Government proposals to withdraw the requirement for alcohol licence notices to be published in local newspapers constitute a new and dangerous threat to the public right to know, the NS has warned. 

In the Home Office consultation ‘Delivering the Government’s policies to cut alcohol fuelled crime and anti-social behaviour’ the Government suggests scrapping the present requirement that those applying for new licences or making full licence variations must advertise their applications in a local newspaper or circular.

The NS believes the proposals, which the Home Office estimates could cost the regional press industry between £6.2 and £7.9m a year, would lead to local licensing matters being decided in secret, without local knowledge and debate, and cutting off those without access to the internet. 

The NS said: “The proposal to remove the obligation to place licensing application and variation notices in local newspapers must be rejected. They have nothing to do with the Government’s aims of cutting alcohol-fuelled crime and antisocial behaviour.

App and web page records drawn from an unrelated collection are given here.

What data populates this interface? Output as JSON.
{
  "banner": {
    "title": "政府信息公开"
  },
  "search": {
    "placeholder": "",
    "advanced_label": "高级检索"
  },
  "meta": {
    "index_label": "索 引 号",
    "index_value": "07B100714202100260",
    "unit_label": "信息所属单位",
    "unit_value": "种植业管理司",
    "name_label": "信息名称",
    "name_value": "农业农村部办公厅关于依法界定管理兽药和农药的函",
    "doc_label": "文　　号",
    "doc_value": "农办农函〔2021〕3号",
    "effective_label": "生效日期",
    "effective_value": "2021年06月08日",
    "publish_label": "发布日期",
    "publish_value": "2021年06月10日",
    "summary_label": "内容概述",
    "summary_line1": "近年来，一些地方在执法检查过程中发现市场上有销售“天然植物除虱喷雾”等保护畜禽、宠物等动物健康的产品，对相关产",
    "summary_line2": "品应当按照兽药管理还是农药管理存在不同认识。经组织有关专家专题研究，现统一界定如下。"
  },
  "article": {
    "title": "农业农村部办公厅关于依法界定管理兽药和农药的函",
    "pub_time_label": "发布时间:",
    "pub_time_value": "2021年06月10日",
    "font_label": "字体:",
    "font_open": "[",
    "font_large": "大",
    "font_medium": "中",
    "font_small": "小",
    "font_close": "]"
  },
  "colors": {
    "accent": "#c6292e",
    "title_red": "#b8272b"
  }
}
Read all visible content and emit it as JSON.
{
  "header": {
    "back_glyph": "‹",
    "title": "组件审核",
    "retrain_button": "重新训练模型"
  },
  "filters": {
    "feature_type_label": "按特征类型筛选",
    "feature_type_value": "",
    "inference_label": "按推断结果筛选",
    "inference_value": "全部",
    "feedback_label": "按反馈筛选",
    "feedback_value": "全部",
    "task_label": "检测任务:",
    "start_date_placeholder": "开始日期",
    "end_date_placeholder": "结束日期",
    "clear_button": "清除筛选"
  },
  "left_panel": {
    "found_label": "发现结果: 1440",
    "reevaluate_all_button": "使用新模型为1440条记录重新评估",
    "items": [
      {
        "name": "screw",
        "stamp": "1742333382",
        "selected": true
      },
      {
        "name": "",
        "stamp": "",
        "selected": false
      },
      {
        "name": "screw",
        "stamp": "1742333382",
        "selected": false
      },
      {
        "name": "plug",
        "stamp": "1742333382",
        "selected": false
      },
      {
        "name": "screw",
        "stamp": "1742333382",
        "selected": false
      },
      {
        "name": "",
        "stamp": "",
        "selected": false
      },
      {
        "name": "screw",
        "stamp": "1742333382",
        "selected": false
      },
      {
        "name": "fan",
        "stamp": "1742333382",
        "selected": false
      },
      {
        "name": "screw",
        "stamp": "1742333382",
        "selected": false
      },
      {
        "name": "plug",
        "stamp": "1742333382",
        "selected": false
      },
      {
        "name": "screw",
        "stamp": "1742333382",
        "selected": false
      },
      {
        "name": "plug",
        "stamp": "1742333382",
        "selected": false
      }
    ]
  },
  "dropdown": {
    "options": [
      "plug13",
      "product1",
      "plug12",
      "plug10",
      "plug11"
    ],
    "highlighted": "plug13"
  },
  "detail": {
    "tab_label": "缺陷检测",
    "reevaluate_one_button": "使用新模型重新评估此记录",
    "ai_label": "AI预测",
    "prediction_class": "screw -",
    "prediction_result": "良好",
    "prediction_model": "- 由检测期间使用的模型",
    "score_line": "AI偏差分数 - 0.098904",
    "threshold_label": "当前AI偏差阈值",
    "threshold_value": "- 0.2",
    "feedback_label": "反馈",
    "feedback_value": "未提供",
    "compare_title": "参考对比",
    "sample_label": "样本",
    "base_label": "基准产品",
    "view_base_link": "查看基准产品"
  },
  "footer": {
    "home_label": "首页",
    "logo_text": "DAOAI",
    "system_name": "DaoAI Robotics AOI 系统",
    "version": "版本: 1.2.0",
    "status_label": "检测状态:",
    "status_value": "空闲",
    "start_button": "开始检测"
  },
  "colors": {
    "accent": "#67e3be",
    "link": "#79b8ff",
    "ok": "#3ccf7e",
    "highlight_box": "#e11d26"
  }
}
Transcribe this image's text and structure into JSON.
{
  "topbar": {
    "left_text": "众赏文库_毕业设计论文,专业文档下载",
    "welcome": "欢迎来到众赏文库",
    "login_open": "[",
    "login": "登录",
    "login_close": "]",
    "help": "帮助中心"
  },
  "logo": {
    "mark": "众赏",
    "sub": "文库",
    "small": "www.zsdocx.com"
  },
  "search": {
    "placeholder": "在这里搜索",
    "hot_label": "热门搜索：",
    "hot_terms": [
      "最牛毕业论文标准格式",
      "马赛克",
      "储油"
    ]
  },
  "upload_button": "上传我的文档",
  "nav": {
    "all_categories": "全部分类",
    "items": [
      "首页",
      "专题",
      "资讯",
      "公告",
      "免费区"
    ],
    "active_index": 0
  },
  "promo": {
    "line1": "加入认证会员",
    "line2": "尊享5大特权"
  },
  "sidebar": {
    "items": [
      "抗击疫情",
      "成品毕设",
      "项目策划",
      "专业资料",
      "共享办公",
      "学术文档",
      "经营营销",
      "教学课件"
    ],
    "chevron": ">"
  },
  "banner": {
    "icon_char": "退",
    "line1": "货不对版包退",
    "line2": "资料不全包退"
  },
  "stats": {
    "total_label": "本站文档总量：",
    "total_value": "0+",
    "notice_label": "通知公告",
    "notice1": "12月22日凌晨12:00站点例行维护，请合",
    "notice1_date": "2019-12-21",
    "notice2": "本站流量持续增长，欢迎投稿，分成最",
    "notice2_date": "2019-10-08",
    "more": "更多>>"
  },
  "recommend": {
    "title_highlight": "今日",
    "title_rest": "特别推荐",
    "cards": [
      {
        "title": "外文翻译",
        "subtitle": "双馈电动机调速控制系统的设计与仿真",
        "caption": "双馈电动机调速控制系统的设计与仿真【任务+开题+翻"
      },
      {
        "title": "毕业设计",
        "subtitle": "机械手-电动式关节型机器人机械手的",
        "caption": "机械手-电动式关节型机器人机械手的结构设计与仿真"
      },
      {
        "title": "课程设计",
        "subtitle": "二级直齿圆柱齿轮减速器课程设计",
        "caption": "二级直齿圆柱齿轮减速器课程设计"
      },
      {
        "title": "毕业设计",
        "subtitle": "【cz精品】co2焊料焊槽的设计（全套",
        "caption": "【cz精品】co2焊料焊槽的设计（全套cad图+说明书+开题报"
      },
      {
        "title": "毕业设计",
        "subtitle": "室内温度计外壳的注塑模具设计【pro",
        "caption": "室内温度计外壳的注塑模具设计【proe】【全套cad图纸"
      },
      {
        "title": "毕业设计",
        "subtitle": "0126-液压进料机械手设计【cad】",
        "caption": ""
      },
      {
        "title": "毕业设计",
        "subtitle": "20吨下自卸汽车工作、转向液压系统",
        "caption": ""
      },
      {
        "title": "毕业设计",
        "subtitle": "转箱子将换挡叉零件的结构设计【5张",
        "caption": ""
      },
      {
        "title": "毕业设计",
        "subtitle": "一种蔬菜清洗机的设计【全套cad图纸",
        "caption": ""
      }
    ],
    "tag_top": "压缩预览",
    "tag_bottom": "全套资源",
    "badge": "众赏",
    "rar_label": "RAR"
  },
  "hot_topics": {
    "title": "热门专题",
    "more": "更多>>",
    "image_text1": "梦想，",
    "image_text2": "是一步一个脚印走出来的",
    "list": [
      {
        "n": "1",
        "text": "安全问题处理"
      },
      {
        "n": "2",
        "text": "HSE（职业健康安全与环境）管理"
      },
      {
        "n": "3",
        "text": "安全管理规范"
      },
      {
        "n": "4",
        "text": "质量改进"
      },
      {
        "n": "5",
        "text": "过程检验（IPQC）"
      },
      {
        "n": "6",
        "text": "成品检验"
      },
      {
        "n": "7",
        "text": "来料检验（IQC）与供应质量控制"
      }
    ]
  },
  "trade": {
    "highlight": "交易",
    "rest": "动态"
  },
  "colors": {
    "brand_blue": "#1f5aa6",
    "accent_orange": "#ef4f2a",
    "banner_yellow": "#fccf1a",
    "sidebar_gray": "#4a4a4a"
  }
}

“Enabling the whole community – not just the immediate “neighbours” of a venue to be as informed as fully possible about new licences and about applications for variations, usually increased opening hours, is itself a vital tool in those aims by enabling the community to raise concerns directly relating to these issues.

“The role of statutory notices such as licensing applications is as valid today as when they were originally introduced: to ensure that important information which can have a real impact on community life is publicised as widely as possible.

“It goes to the heart of the public’s democratic right to know and to transparency, and it should not be dismissed simply as a “cost-saving” issue.

“The Government cannot seriously be advocating a measure simply to save the alcohol industry a one-off cost, at the expense of local residents’ right to be informed and comment upon issues which directly impact on the very areas the Government professes to be concerned about – alcohol-fuelled crime and anti-social behaviour.”

Following NS and regional press publishers’ campaign, the Government rejected similar proposals on planning notices in 2009 and earlier this year the Welsh Assembly rejected similar proposals in relation to traffic notices, acknowledging that the plans would have left portions of the general public “disenfranchised” if enacted. 

Proposals in relation to traffic notices in England also met with strong opposition from MPs and the regional press industry and the Department for Transport is expected to deliver a response to that consultation shortly. In a recent debate MPs called for Government to think innovatively about Governemnt ad Spend to ensure it provides support to local newspapers which perform a vital role in their communities.

The NS will also be submitting a response to the Home Office consultation, which closes on 6 February, and some local and regional press publishers have already done so, pointing out the apparent inconsistency of the Government’s move to crack down on alcohol fuelled crime and anti-social behaviour while simultaneously proposing a measure which reduces transparency.

Under the Licensing Act 2003, applications have to be publicised by a notice in the local newspaper, a physical notice on the premises themselves, and on the website of the relevant licensing authority.

  • The full Home Office consultation paper, and how to respond, can be seen here
  • The impact assessment and Evidence Base relating to the newspaper notices proposal can be found here.
     

The NS is the voice of Britain’s local media, the UK’s most trusted medium. It represents 1,100 newspapers, 1,700 websites and other print, digital and broadcast channels.